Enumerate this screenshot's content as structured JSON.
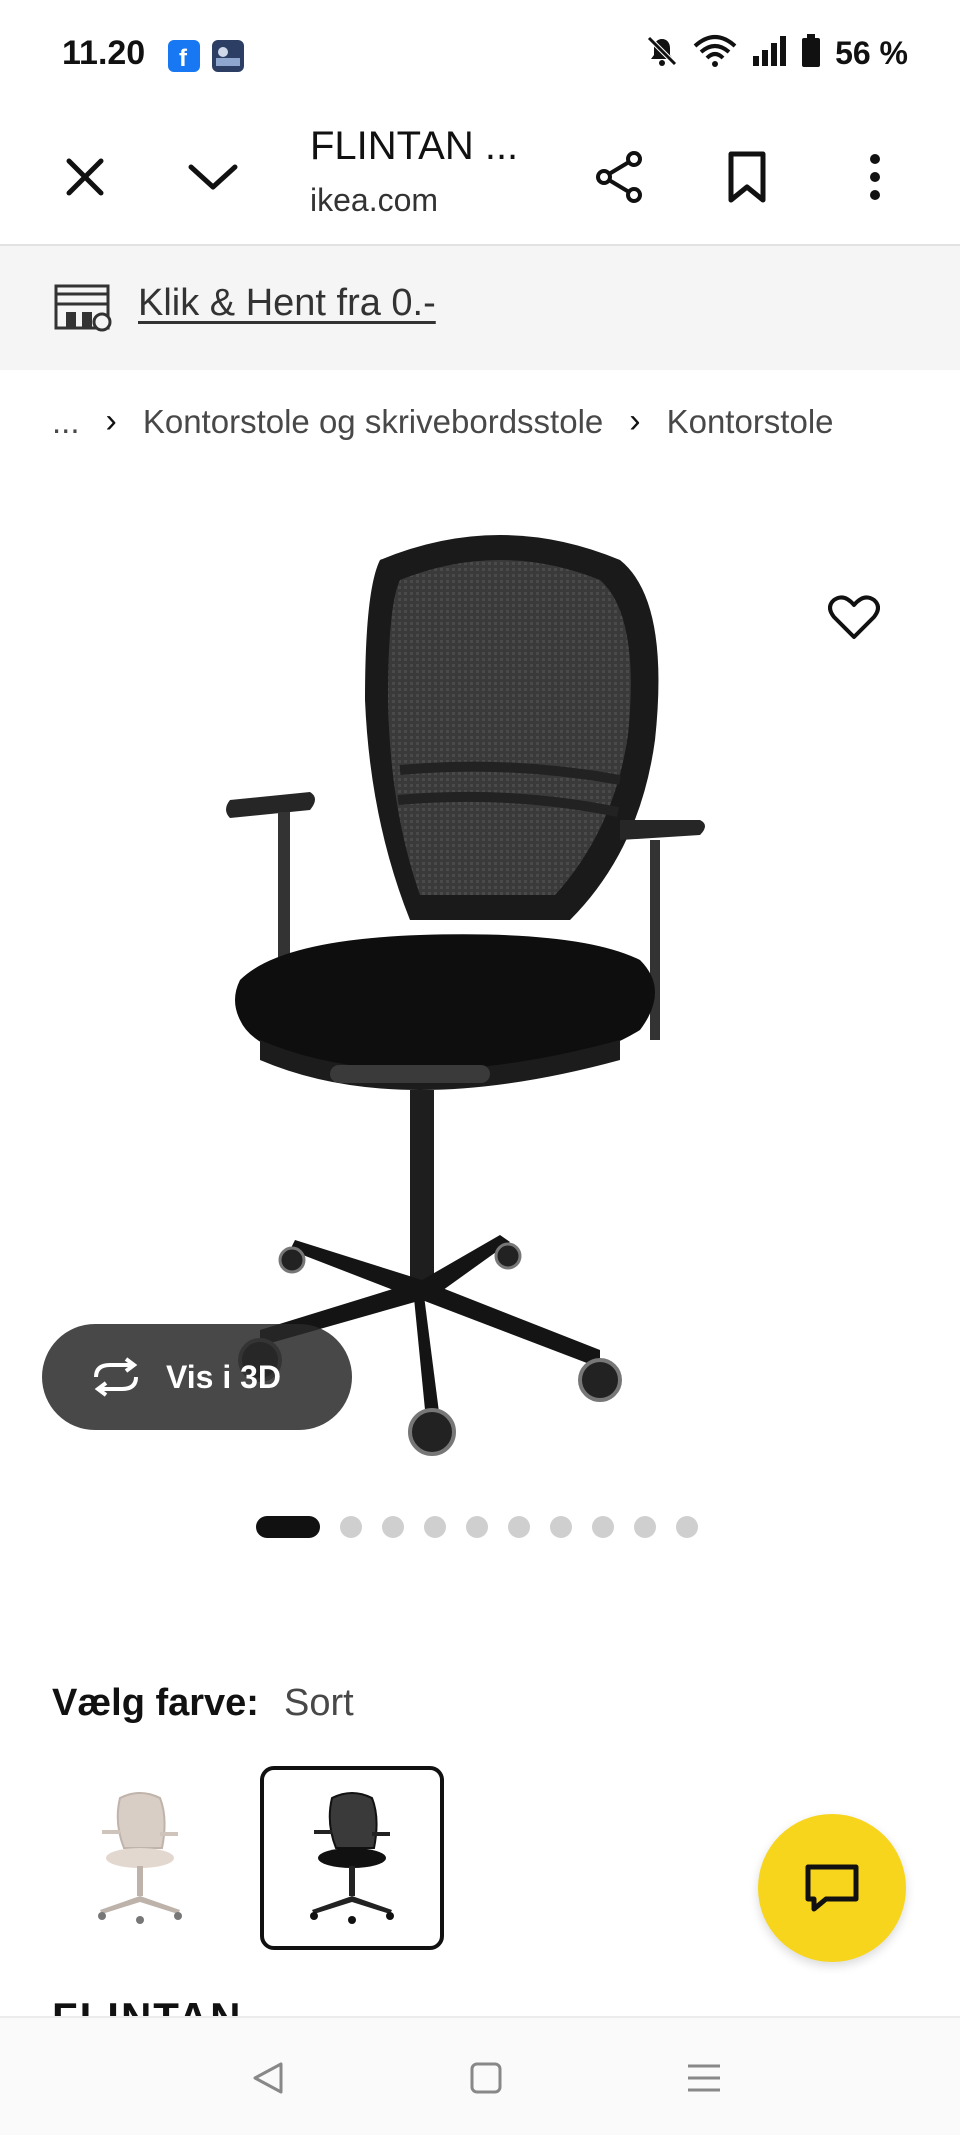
{
  "status_bar": {
    "time": "11.20",
    "battery": "56 %",
    "icons": [
      "facebook-icon",
      "weather-icon",
      "mute-icon",
      "wifi-icon",
      "signal-icon",
      "battery-icon"
    ]
  },
  "browser": {
    "title": "FLINTAN ...",
    "url": "ikea.com",
    "icons": [
      "close-icon",
      "chevron-down-icon",
      "share-icon",
      "bookmark-icon",
      "more-icon"
    ]
  },
  "promo": {
    "text": "Klik & Hent fra 0.-",
    "icon": "store-pickup-icon"
  },
  "breadcrumb": {
    "items": [
      "...",
      "Kontorstole og skrivebordsstole",
      "Kontorstole"
    ]
  },
  "product": {
    "view3d_label": "Vis i 3D",
    "carousel": {
      "total": 10,
      "active": 1
    },
    "color_label": "Vælg farve:",
    "color_value": "Sort",
    "swatches": [
      {
        "name": "beige",
        "selected": false
      },
      {
        "name": "sort",
        "selected": true
      }
    ],
    "name": "FLINTAN"
  },
  "colors": {
    "accent_yellow": "#f7d51d",
    "promo_bg": "#f5f5f5",
    "text_primary": "#111111",
    "text_secondary": "#484848"
  }
}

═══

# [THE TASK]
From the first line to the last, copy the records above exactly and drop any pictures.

# [ANSWER SECTION]
Enumerate this screenshot's content as structured JSON.
{
  "status_bar": {
    "time": "11.20",
    "battery": "56 %",
    "icons": [
      "facebook-icon",
      "weather-icon",
      "mute-icon",
      "wifi-icon",
      "signal-icon",
      "battery-icon"
    ]
  },
  "browser": {
    "title": "FLINTAN ...",
    "url": "ikea.com",
    "icons": [
      "close-icon",
      "chevron-down-icon",
      "share-icon",
      "bookmark-icon",
      "more-icon"
    ]
  },
  "promo": {
    "text": "Klik & Hent fra 0.-",
    "icon": "store-pickup-icon"
  },
  "breadcrumb": {
    "items": [
      "...",
      "Kontorstole og skrivebordsstole",
      "Kontorstole"
    ]
  },
  "product": {
    "view3d_label": "Vis i 3D",
    "carousel": {
      "total": 10,
      "active": 1
    },
    "color_label": "Vælg farve:",
    "color_value": "Sort",
    "swatches": [
      {
        "name": "beige",
        "selected": false
      },
      {
        "name": "sort",
        "selected": true
      }
    ],
    "name": "FLINTAN"
  },
  "colors": {
    "accent_yellow": "#f7d51d",
    "promo_bg": "#f5f5f5",
    "text_primary": "#111111",
    "text_secondary": "#484848"
  }
}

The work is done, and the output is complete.